How would you be if you were the current Prime Minister, the member for Wentworth, looking up at the ceiling at 4 am on Monday morning? This is a man who had a legacy in 2009, saying, 'I will not lead a party that's not as committed to effective action on climate change as I am.' Then, at 4 am on Monday morning, when the demons of the soul are confronting him, he's looking up at the ceiling saying: 'I will surrender to the member for Warringah. I will surrender. I will enact his policy and completely walk away from any commitment to emissions reduction.' Just think of it! It's rare to see someone's soul ripped out before your eyes, but that's what we saw on Monday in this place with the Prime Minister. It's rare to see it, but unfortunately that's what we saw: a man who destroyed his legacy—his one remaining legacy of being committed to taking action on climate change—just to hold onto power for, at the moment, somewhere between three days and two weeks, depending on whether the member for Dickson moves on Thursday or whether he moves in September. Just think about junking your legacy to sit as Prime Minister for two more weeks.

That's a tragedy, but it'd be a minor tragedy if it didn't impact anyone else. Unfortunately it affects every single person in this nation. It affects every single person in this nation because their abject surrender of energy policy, their abject surrender on any commitment to rational policymaking, is hurting working families. It is hurting pensioners every day. We've seen 5,000 megawatts of power being withdrawn. We've seen 5,000 megawatts of power stations close down in the last six years because they're getting old. They're at the end of their natural life, and they're closing down. But we're seeing very little replacement because of the energy policy uncertainty in this place, because they have had no energy policy for the five years they've been in government.
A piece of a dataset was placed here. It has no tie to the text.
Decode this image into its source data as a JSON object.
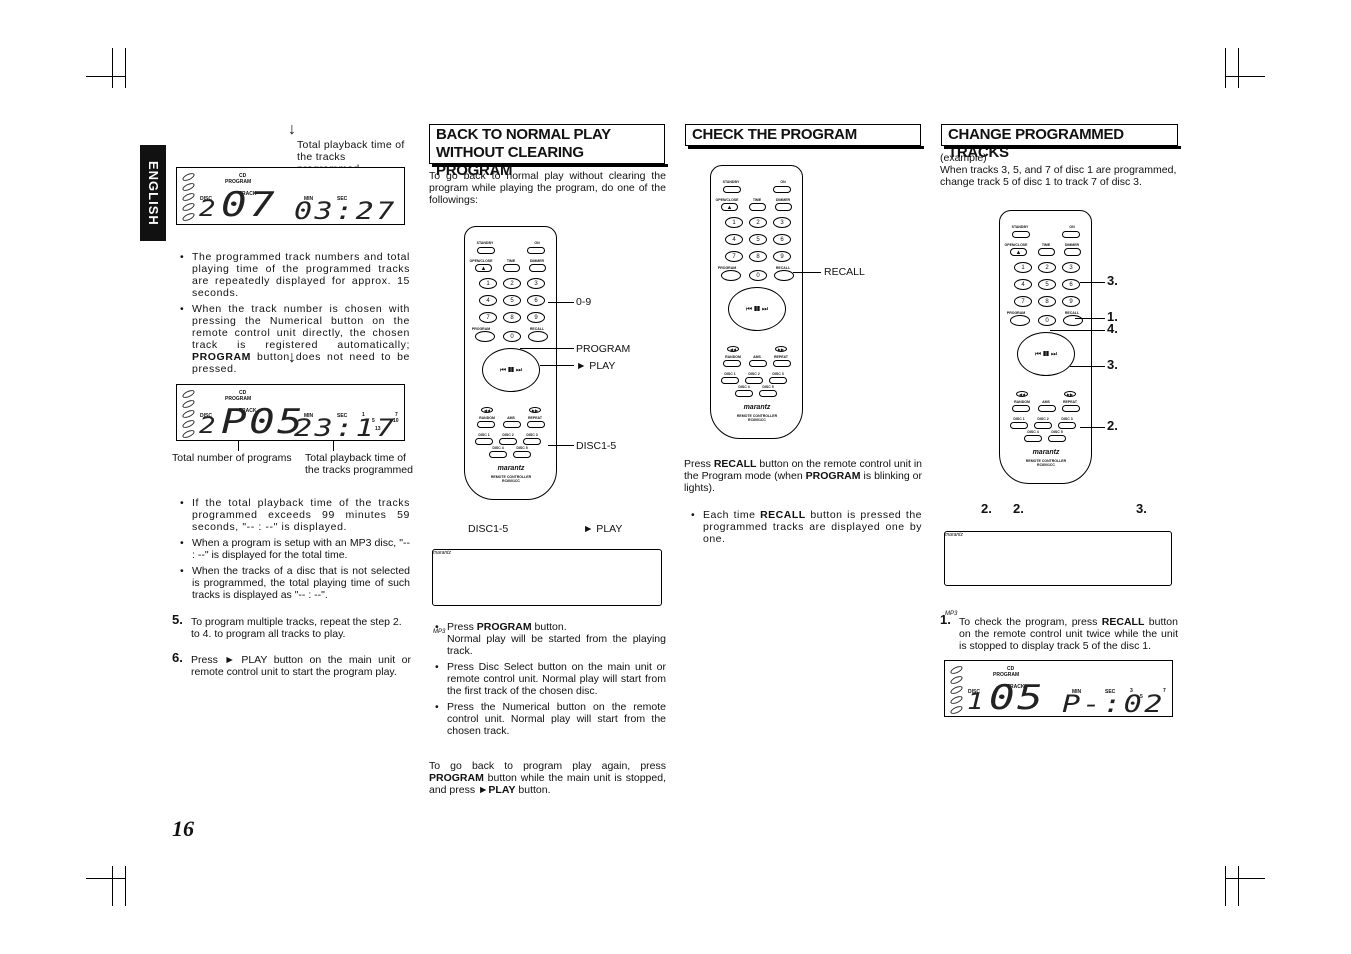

What's the result of this? What happens after that? We've seen wholesale electricity prices double under their watch. In the last two years alone, we've seen a 30 per cent increase in retail power prices. They talk about the last quarter, but they don't mention the two years before that, where we saw a 30 per cent increase in retail power prices. That affects families and pensioners right now—right now, they're feeling it. I have the honour to represent the town of Windale, which is the poorest town in all of New South Wales. Those are people who struggle every day to put food on the tables for their kids, and they're facing 30 per cent higher power prices because the fossils in the Liberal Party room can't accept a decent policy.

We're now at a ridiculous stage where not only have they surrendered but they won't even give us draft legislation on whatever their policies of the day are. They refused. Yesterday in question time the Prime Minister admitted that every single backbencher over there—the member for Canning, for example—has a right of veto over government policy. Until they get it through their party room with 100 per cent support, we're not allowed to see draft legislation. What an appalling state of affairs we have right now.

This reflects on this government. Energy policy is really the symbol for this government's dysfunction. Five years of infighting. Five years of surrendering any policy principle that gets in the way of holding onto power, just to stop Labor. This is all just to stop Labor, who's got a committed plan to reduce power prices and reduce emissions. This MPI is very important because it symbolises this government's moral bankruptcy. This is a government that will do anything to stay in power, but won't stand up and reduce power prices.